Michael got his start in journalism at the Dorchester Community News, a community newspaper serving Boston's largest neighborhood, where he covered a range of urban issues. Since the late 1980s, he has been a regular contributor to the Boston Globe. For 15 years he wrote a weekly column on local politics for the Boston Sunday Globe's City Weekly section.

Michael has also worked in broadcast journalism. In 1989, he was a co-producer for "The AIDS Quarterly," a national PBS series produced by WGBH-TV in Boston, and in the early 1990s, he worked as a producer for "Our Times," a weekly magazine program on WHDH-TV (Ch. 7) in Boston.

Michael lives in Dorchester with his wife and their two daughters.

About Michael Jonas

Michael Jonas has worked in journalism in Massachusetts since the early 1980s. Before joining the CommonWealth staff in early 2001, he was a contributing writer for the magazine for two years. His cover story in CommonWealth's Fall 1999 issue on Boston youth outreach workers was selected for a PASS (Prevention for a Safer Society) Award from the National Council on Crime and Delinquency.

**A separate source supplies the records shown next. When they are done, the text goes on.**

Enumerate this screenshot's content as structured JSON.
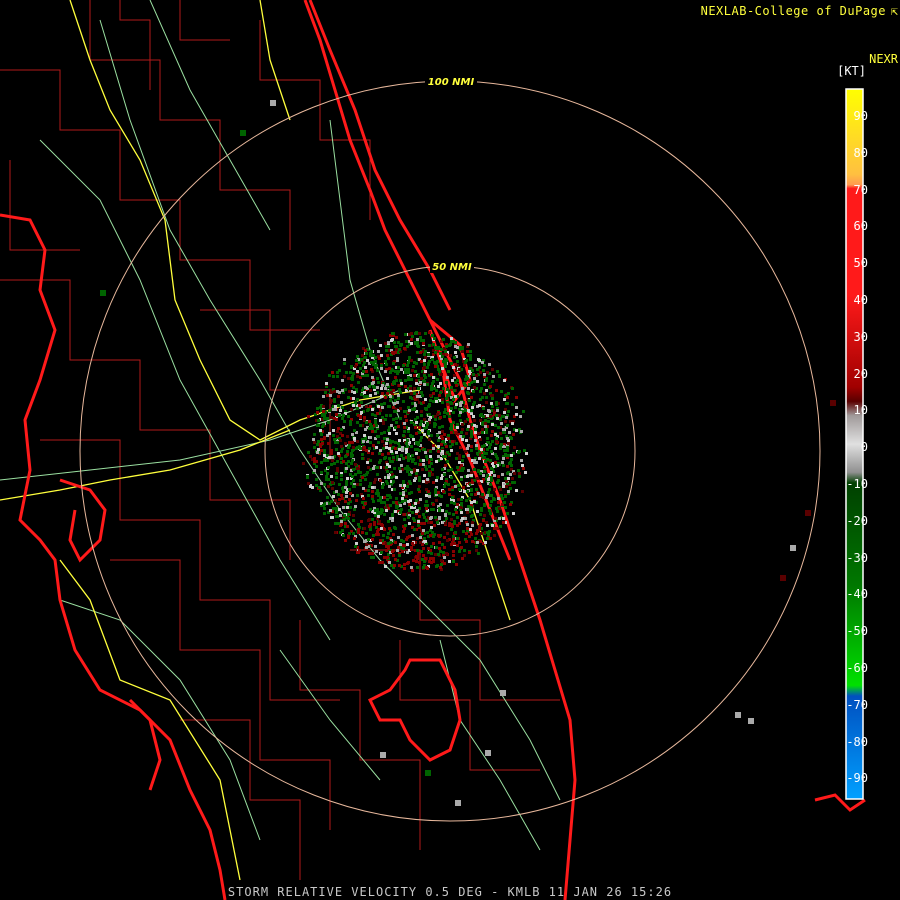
{
  "header": {
    "credit": "NEXLAB-College of DuPage",
    "credit_icon": "arrow-box-icon",
    "product_code": "NEXR",
    "unit": "[KT]"
  },
  "rings": [
    {
      "label": "100 NMI"
    },
    {
      "label": "50 NMI"
    }
  ],
  "legend": {
    "ticks": [
      "90",
      "80",
      "70",
      "60",
      "50",
      "40",
      "30",
      "20",
      "10",
      "0",
      "-10",
      "-20",
      "-30",
      "-40",
      "-50",
      "-60",
      "-70",
      "-80",
      "-90"
    ],
    "colors": {
      "yellow": "#ffff00",
      "orange": "#ff9a50",
      "red": "#ff1a1a",
      "dark_red": "#5a0000",
      "gray": "#aaaaaa",
      "green": "#006400",
      "bright_green": "#00e000",
      "blue": "#0050c0",
      "light_blue": "#00a0ff"
    }
  },
  "footer": {
    "text": "STORM RELATIVE VELOCITY 0.5 DEG - KMLB 11 JAN 26 15:26"
  }
}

Michael got his start in journalism at the Dorchester Community News, a community newspaper serving Boston's largest neighborhood, where he covered a range of urban issues. Since the late 1980s, he has been a regular contributor to the Boston Globe. For 15 years he wrote a weekly column on local politics for the Boston Sunday Globe's City Weekly section.

Michael has also worked in broadcast journalism. In 1989, he was a co-producer for "The AIDS Quarterly," a national PBS series produced by WGBH-TV in Boston, and in the early 1990s, he worked as a producer for "Our Times," a weekly magazine program on WHDH-TV (Ch. 7) in Boston.

Michael lives in Dorchester with his wife and their two daughters.

To its credit, the Globe takes an interesting new tack in augmenting its main Biden endorsement with a series of 12 short arguments targeting specific voters. They include arguments tailored to “The Former Trump Voter” and “The Religious Voter.” The paper also makes a plea to those who lean more left, “The Social Justice Voter” and the “Progressive Voter,” to not make the perfect the enemy of the clearly preferable. 

Of course, even successful persuasion won’t really matter in Massachusetts, where Biden may well eclipse Hillary Clinton’s 2-to-1 drubbing of Trump in 2016. That makes the targeted argument at “The New Hampshire Voter” — which hits on the swing state’s large senior population and veterans issues — the one Globe mini editorial that might be said to matter in the electoral vote map. 

That is, if newspaper presidential endorsements really matter much at all.